• _WORK ORDER_
Select, from the material below, each line with "cotovelo" in it.

Top of DATA FOR THE TASK

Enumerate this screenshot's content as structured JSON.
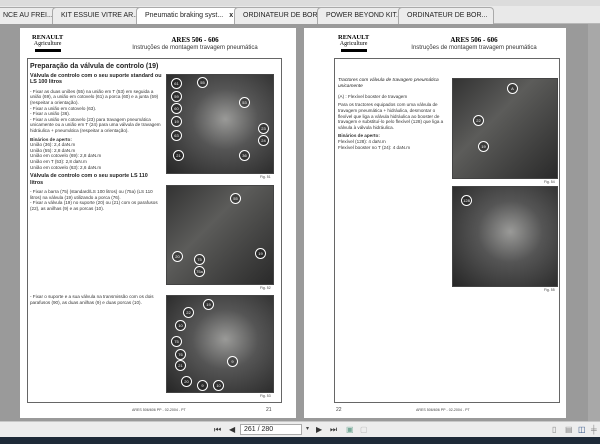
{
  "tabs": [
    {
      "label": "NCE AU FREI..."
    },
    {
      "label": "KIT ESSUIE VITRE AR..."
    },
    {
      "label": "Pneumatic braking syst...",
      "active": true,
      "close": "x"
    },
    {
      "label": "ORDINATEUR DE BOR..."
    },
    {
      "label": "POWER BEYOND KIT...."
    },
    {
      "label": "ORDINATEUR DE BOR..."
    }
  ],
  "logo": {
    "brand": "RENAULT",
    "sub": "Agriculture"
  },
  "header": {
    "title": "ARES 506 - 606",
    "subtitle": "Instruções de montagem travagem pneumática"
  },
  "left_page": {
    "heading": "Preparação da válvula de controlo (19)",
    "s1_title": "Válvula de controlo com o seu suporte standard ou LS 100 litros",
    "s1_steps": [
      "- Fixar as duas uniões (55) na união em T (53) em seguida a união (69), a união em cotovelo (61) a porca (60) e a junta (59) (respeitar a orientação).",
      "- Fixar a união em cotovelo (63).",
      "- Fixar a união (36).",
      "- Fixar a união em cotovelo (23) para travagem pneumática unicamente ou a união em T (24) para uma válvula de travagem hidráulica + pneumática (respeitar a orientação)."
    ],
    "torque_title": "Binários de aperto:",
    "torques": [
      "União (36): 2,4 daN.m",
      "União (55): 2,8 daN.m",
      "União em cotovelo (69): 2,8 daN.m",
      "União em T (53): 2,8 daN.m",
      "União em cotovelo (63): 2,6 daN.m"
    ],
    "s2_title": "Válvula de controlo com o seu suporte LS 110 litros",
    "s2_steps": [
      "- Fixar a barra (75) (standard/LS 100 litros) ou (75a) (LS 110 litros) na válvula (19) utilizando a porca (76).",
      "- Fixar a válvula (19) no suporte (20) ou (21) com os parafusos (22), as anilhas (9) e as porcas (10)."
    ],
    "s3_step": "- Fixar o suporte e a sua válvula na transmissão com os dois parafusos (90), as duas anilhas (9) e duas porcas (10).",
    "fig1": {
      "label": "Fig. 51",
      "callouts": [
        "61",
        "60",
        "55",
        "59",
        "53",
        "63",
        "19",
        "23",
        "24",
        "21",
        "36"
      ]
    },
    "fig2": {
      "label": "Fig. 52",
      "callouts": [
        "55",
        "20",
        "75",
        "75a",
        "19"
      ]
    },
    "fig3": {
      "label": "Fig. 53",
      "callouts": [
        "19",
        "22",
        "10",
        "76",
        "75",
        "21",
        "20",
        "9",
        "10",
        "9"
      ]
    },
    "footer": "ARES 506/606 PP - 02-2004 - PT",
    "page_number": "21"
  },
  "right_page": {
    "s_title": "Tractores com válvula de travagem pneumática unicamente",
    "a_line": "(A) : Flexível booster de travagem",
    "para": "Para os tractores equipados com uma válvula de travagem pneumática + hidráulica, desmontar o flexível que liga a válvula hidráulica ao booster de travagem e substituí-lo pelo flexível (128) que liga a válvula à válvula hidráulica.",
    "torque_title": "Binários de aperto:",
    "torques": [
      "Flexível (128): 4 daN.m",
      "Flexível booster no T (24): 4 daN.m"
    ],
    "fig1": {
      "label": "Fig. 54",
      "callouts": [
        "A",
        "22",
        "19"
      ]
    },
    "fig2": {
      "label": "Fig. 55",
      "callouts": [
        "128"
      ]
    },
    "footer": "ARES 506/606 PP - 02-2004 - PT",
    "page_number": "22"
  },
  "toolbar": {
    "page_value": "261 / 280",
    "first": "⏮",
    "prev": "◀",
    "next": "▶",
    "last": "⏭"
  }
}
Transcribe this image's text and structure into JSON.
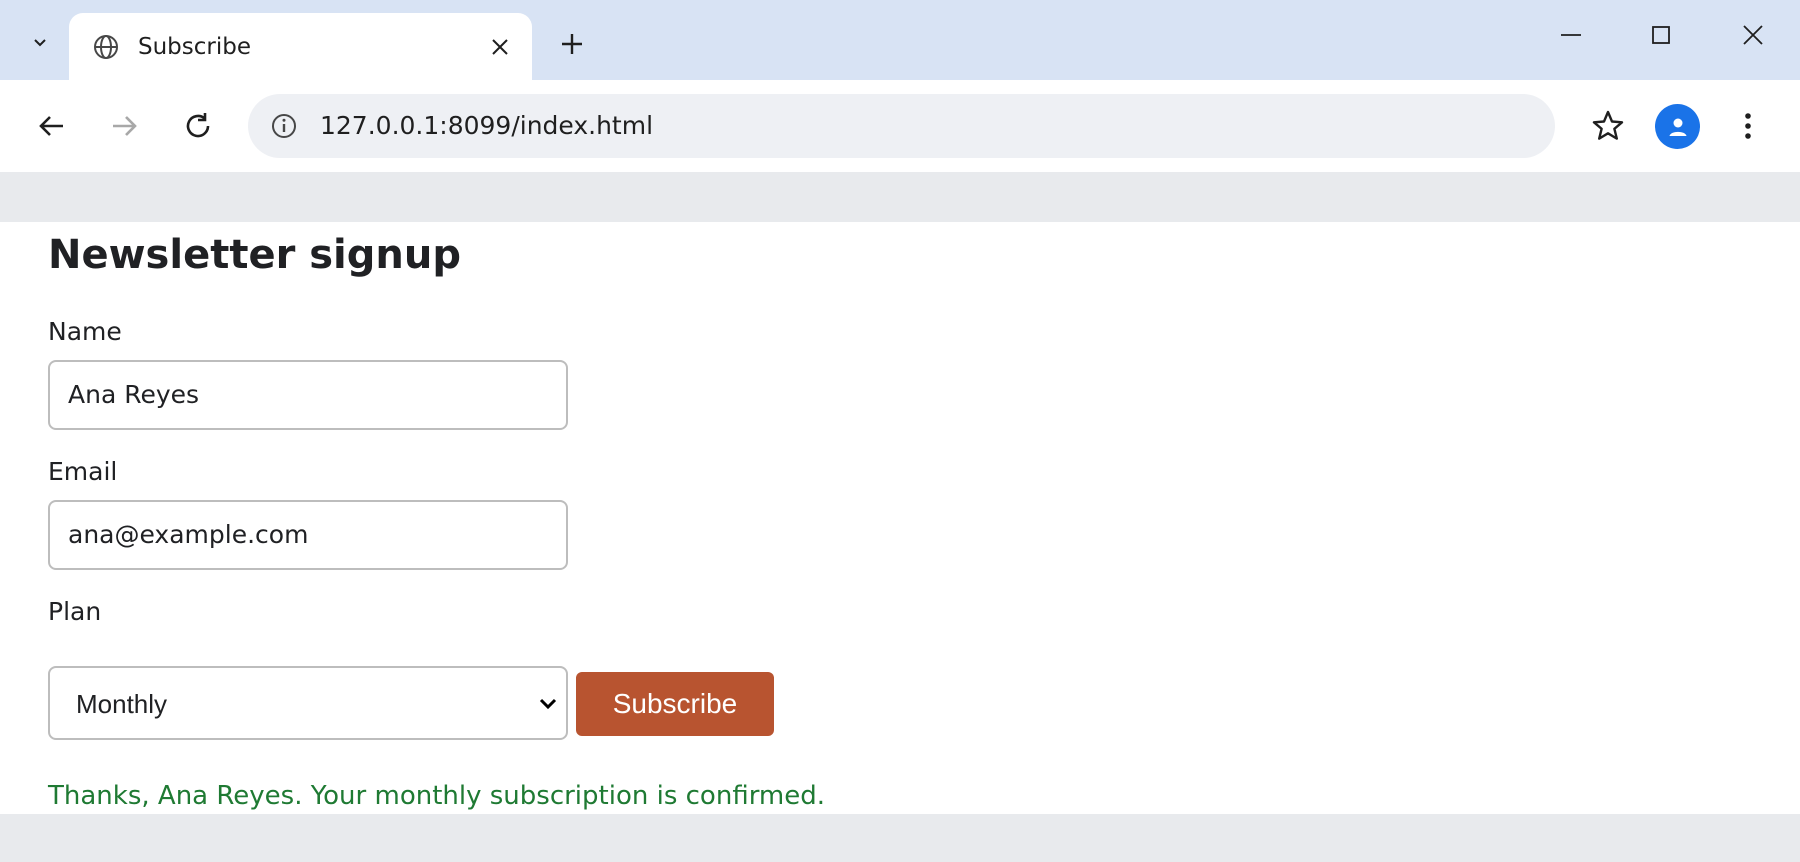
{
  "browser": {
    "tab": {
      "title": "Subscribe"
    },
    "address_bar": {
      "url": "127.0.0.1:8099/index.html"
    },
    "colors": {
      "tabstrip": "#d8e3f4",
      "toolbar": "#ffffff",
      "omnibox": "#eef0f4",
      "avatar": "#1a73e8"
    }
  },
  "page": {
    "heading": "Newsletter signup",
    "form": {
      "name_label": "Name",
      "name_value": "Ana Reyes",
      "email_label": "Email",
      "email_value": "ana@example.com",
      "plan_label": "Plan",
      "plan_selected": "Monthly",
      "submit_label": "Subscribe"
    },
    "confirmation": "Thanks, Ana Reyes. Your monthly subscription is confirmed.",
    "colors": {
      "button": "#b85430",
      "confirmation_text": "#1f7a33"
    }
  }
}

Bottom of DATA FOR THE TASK
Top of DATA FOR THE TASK

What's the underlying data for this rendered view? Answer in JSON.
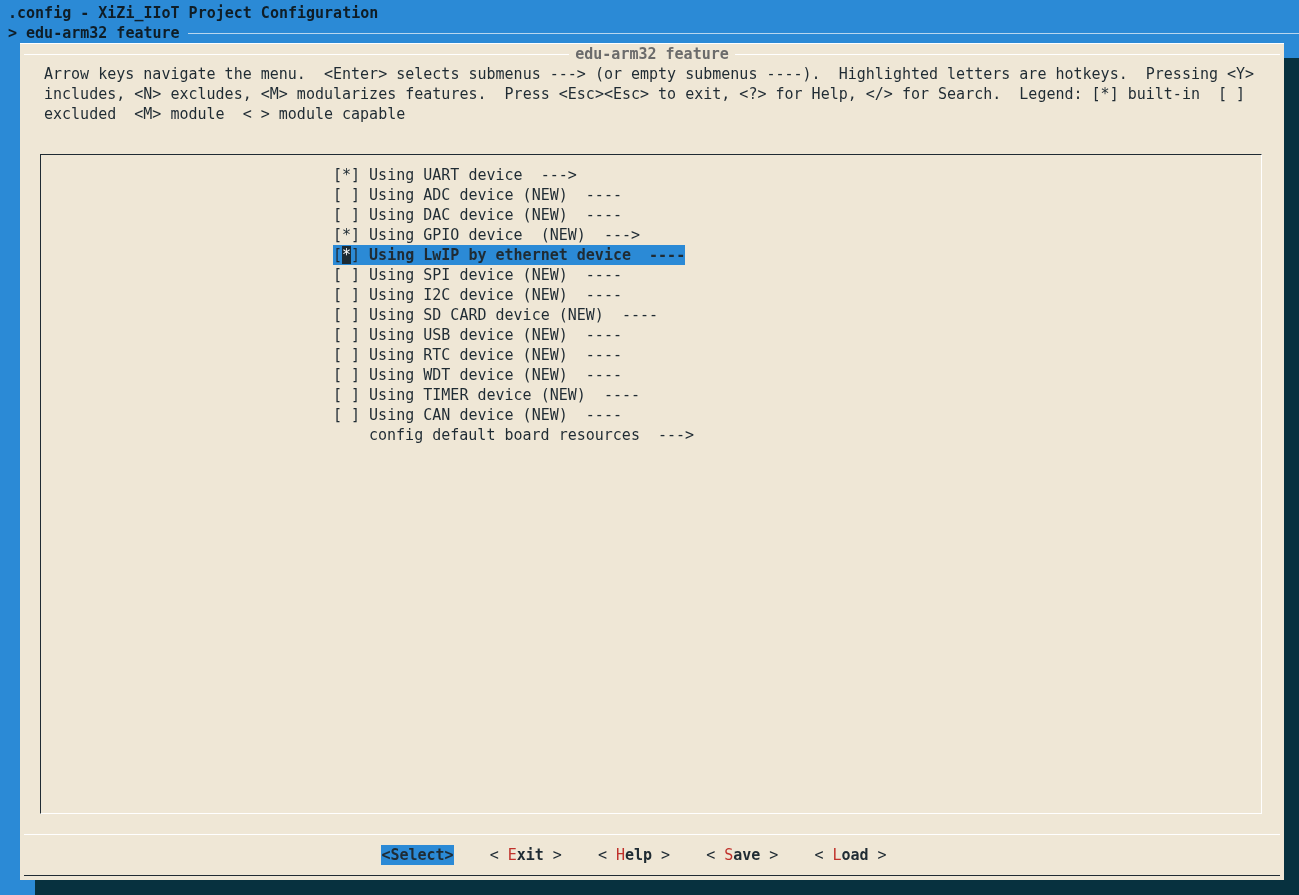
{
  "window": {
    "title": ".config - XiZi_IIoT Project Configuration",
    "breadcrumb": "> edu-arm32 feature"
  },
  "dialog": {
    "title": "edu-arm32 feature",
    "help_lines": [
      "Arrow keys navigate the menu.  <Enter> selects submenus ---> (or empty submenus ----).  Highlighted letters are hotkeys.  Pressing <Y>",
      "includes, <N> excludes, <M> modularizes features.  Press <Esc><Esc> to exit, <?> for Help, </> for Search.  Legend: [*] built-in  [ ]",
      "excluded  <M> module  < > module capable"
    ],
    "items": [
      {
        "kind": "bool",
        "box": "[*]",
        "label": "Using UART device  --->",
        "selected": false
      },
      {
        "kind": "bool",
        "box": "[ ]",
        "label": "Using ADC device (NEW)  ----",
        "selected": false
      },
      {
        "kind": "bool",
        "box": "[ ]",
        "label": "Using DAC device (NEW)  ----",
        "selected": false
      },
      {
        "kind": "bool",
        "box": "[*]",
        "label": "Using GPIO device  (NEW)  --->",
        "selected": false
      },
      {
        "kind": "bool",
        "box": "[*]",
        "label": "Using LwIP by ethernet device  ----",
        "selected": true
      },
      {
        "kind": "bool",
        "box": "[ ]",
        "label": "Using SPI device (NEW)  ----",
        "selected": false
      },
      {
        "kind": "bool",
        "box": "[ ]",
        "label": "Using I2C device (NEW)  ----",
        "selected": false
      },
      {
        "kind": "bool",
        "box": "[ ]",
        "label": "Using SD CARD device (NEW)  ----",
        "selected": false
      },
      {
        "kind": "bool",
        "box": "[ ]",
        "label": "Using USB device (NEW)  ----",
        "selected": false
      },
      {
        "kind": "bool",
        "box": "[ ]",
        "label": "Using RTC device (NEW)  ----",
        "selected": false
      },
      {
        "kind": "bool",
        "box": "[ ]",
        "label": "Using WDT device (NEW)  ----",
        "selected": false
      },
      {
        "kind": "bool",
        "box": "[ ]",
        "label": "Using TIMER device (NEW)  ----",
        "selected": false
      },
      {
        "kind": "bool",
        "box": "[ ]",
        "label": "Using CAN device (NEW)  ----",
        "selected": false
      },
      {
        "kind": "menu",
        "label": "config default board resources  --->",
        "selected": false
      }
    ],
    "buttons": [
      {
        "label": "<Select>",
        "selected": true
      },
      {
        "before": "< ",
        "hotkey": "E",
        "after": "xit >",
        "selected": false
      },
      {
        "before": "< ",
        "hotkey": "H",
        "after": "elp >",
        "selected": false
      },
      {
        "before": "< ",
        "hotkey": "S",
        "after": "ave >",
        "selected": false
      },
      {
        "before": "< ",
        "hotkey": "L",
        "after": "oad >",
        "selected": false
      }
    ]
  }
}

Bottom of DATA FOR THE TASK
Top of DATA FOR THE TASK

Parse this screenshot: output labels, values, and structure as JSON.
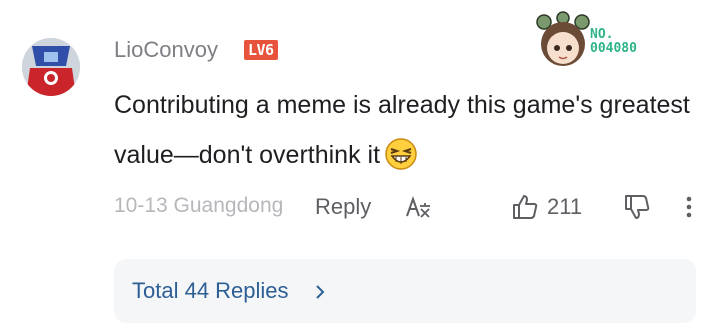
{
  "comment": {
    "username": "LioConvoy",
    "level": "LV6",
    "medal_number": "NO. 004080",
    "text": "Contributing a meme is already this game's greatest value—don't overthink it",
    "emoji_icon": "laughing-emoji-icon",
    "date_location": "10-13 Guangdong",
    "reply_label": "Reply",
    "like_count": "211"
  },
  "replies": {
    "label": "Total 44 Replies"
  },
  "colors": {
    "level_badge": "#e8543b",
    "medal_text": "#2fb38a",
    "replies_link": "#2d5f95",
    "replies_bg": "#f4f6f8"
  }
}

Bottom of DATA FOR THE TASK

• _SOLVED EXERCISE_
      "- Fixar as duas uniões (55) na união em T (53) em seguida a união (69), a união em cotovelo (61) a porca (60) e a junta (59) (respeitar a orientação).",
      "- Fixar a união em cotovelo (63).",
      "- Fixar a união em cotovelo (23) para travagem pneumática unicamente ou a união em T (24) para uma válvula de travagem hidráulica + pneumática (respeitar a orientação)."
      "União em cotovelo (69): 2,8 daN.m",
      "União em cotovelo (63): 2,6 daN.m"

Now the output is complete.